UPDATED: The financial analyst who tried to blow the whistle on disgraced Wall Street investor Bernard Madoff lashed out at federal regulators, telling a congressional hearing that the Securities and Exchange Commission was "overmatched" and "totally incapable" of uncovering Mr. Madoff's suspected $50 billion Ponzi scheme on its own. Published February 4, 2009

Democrats positioned well for 2010

The decision Tuesday by three-term Republican Sen. Judd Gregg to join President Obama's Cabinet as secretary of commerce makes him the fifth Republican incumbent who will not be defending his Senate seat in 2010, handing Democrats a number of opportunities to expand their majority. Published February 4, 2009

Senate votes down add to stimulus

The Senate voted down an amendment Tuesday that would have added $25 billion to the stimulus for more transportation project, a popular economic remedy that fell to Republican concerns over the $885 billion bill's ballooning price tag.
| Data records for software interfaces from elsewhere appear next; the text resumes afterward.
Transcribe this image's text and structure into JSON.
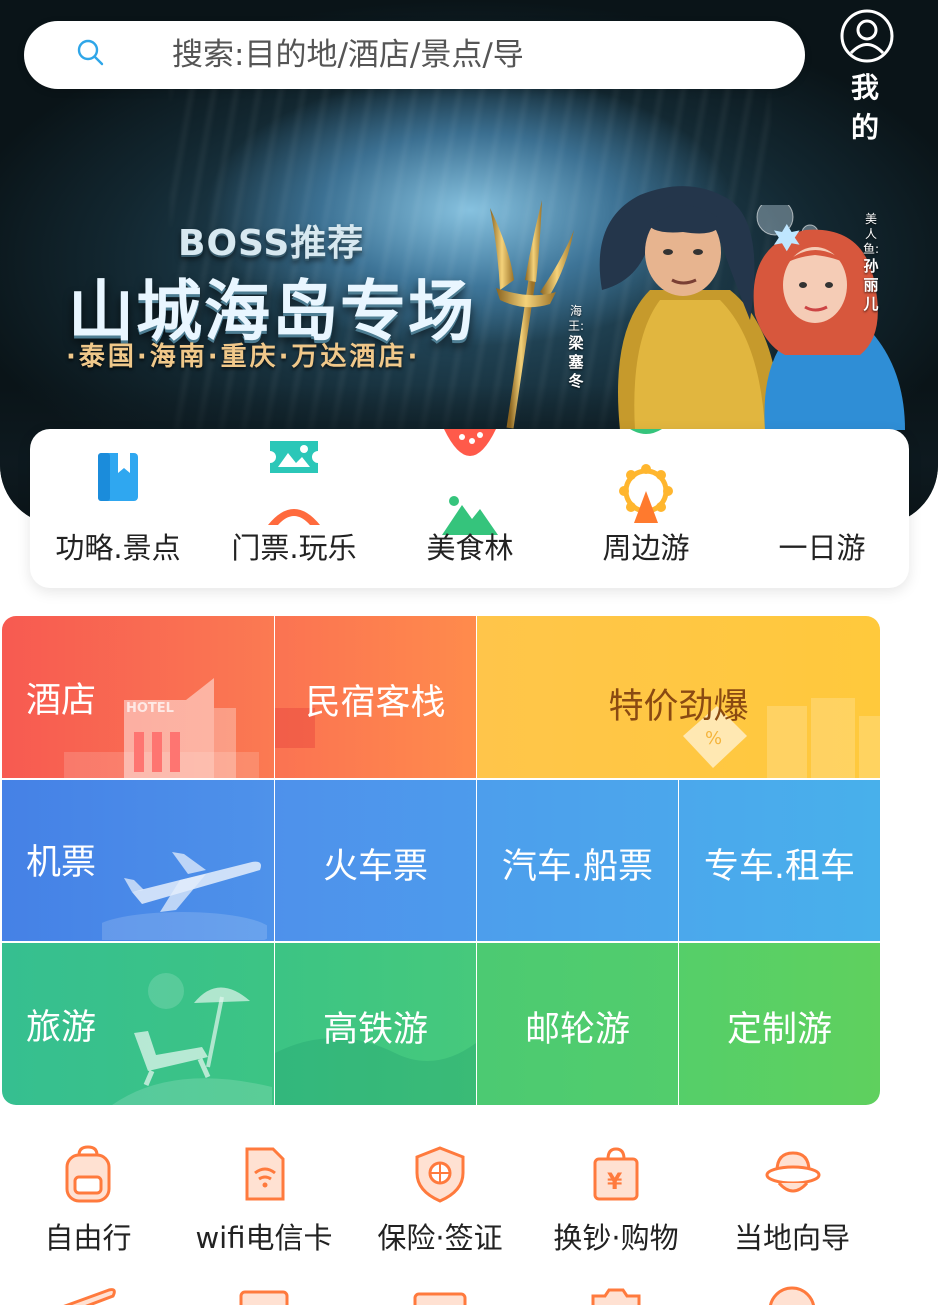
{
  "search": {
    "placeholder": "搜索:目的地/酒店/景点/导"
  },
  "profile": {
    "label": "我 的"
  },
  "banner": {
    "boss": "BOSS推荐",
    "headline": "山城海岛专场",
    "subline": "·泰国·海南·重庆·万达酒店·",
    "king_label": "海王:",
    "king_name": "梁塞冬",
    "mermaid_label": "美人鱼:",
    "mermaid_name": "孙丽儿"
  },
  "categories": [
    {
      "label": "功略.景点",
      "icon": "guide-book-icon"
    },
    {
      "label": "门票.玩乐",
      "icon": "ticket-icon"
    },
    {
      "label": "美食林",
      "icon": "food-icon"
    },
    {
      "label": "周边游",
      "icon": "ferris-wheel-icon"
    },
    {
      "label": "一日游",
      "icon": "day-trip-icon"
    }
  ],
  "tiles": {
    "hotel": "酒店",
    "hotel_sign": "HOTEL",
    "homestay": "民宿客栈",
    "deals": "特价劲爆",
    "flight": "机票",
    "train": "火车票",
    "bus_ship": "汽车.船票",
    "car_rental": "专车.租车",
    "travel": "旅游",
    "rail_tour": "高铁游",
    "cruise": "邮轮游",
    "custom": "定制游"
  },
  "services": [
    {
      "label": "自由行",
      "icon": "backpack-icon"
    },
    {
      "label": "wifi电信卡",
      "icon": "wifi-card-icon"
    },
    {
      "label": "保险·签证",
      "icon": "shield-icon"
    },
    {
      "label": "换钞·购物",
      "icon": "shopping-bag-icon"
    },
    {
      "label": "当地向导",
      "icon": "guide-hat-icon"
    }
  ],
  "colors": {
    "accent_orange": "#ff7a3d",
    "hotel_red": "#f75b50",
    "deals_yellow": "#ffc43d",
    "flight_blue": "#4a86ea",
    "travel_green": "#3cc48a"
  }
}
Published February 3, 2009

Dodd to change controversial mortgage terms

UPDATED: Senate Banking Committee Chairman Christopher J. Dodd said Monday that he would refinance two questionable low-rate mortgages he received from lending giant Countrywide Financial Corp. in 2003, seeking to put behind him a personal ethics controversy as he prepares to shepherd an overhaul of the nation's financial markets through Congress. Published February 3, 2009

GOP may lose Gregg to Commerce

Republican Sen. Judd Gregg of New Hampshire acknowledged Friday he is being considered for secretary of commerce in President Obama's Cabinet, a move that could have momentous consequences for the balance of power in Congress. Published January 31, 2009

Gregg considered to head Commerce

Republican Sen. Judd Gregg of New Hampshire Friday confirmed intense speculation on Capitol Hill that he is being considered for the post of commerce secretary in President Obama's Cabinet, a move that would have momentous consequences for the balance of power in Congress. Published January 30, 2009